The Beauty of Memoization


Having gone through a handful of basic programming problems several times now, I have memorized the recursive algorithm to solve for the nth number of the Fibonacci sequence.

def fibonacci(num)
  return num if [0, 1].include? num
  fibonacci(num - 2) + fibonacci(num - 1)

As part of the Dev Bootcamp preparation materials, though, I ran across a twist in this problem which was not as easy to solve. Instead of finding the nth number of the Fibonacci sequence, the problem is to write an algorithm to test whether a certain number falls within the sequence. To complicate things, the algorithm must likewise be able to deal with massive numbers.

A quick jump over to Wikipedia reveals this jewel. In short, given n one and only one (hence XOR) of the follow equations must be a perfect square:

5n^2 + 4
5n^2 - 4

Why not just turn these two equations into a function to solve the problem? Something like the following might spring to mind:

def is_fibonacci?(num)
  x = 5 * num**2 + 4
  y = 5 * num**2 - 4

  if (Math.sqrt(x).floor**2 == x) ^ (Math.sqrt(y).floor**2 == y)
    return true

  return false

Though the function above works fine for small numbers, once the candidate number becomes adequately large, the function breaks and no longer accurately evaluates its argument. What then is to be done?

Why not just generate a sequence of Fibonacci numbers up to the candidate number, testing to see if we ever hit the candidate number? If we go past the number without hitting it, then we know the candidate is not a Fibonacci number. For example:

def is_fibonacci?(i)
  f_nums = []
  j = 0

  while true
    j += 1
    if f_nums.last >= i

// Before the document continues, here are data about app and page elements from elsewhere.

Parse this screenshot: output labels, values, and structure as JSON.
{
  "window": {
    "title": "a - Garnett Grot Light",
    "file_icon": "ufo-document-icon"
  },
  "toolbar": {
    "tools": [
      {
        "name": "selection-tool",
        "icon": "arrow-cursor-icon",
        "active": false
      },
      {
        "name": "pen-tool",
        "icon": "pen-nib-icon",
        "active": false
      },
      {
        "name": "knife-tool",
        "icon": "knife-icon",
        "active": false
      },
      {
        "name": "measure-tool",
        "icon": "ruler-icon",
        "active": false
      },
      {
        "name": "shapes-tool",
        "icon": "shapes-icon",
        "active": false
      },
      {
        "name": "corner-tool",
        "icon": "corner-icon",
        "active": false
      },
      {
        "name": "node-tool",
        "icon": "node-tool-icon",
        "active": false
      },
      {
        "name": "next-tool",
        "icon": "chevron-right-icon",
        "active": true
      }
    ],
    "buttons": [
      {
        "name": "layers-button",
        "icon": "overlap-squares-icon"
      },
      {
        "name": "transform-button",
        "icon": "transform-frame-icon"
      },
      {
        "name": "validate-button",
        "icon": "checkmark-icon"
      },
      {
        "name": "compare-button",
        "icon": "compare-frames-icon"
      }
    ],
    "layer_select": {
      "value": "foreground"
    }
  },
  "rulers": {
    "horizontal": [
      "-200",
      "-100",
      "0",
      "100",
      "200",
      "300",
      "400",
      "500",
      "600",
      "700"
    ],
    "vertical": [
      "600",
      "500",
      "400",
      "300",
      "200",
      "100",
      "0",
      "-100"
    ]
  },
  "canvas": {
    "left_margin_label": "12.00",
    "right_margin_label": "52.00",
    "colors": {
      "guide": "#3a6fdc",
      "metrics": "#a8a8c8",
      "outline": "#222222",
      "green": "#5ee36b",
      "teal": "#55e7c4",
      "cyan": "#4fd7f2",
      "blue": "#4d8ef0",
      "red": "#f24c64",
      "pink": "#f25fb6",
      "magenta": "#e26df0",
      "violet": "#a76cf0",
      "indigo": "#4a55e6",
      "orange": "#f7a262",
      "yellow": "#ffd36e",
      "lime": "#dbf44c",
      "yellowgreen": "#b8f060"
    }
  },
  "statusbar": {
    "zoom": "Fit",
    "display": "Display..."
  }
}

  if f_nums.last == i
    return true

  return false


But we have another problem. Generating Fibonacci numbers up to a certain massive number is itself going to be impossibly slow. The major slowdown comes from using recursion within the fibonacci function. Since we’ll be calling the fibonacci function repeatedly, keeping track of the values we’ve already calculated will provided for a major speed increase.

Enter memoization. If we use a global hash to keep track of the sequence number and the value (e.g., the first number is 0, the second is 1, the third is 1, the fourth is 2, etc.), we can skip recalculating the values we’ve already calculated once. Our fibonacci function will first check the hash before proceeding any further. And if we find a new value, we’ll enter it in the hash:

$memo = { 0 => 0, 1 => 1 }

def fibonacci(num)
  return $memo[num] if $memo.include?(num)
  res = fibonacci(num - 2) + fibonacci(num - 1)
  $memo[num] = res
  return res

All of a sudden, the function above speeds up considerably and we can test even massive numbers.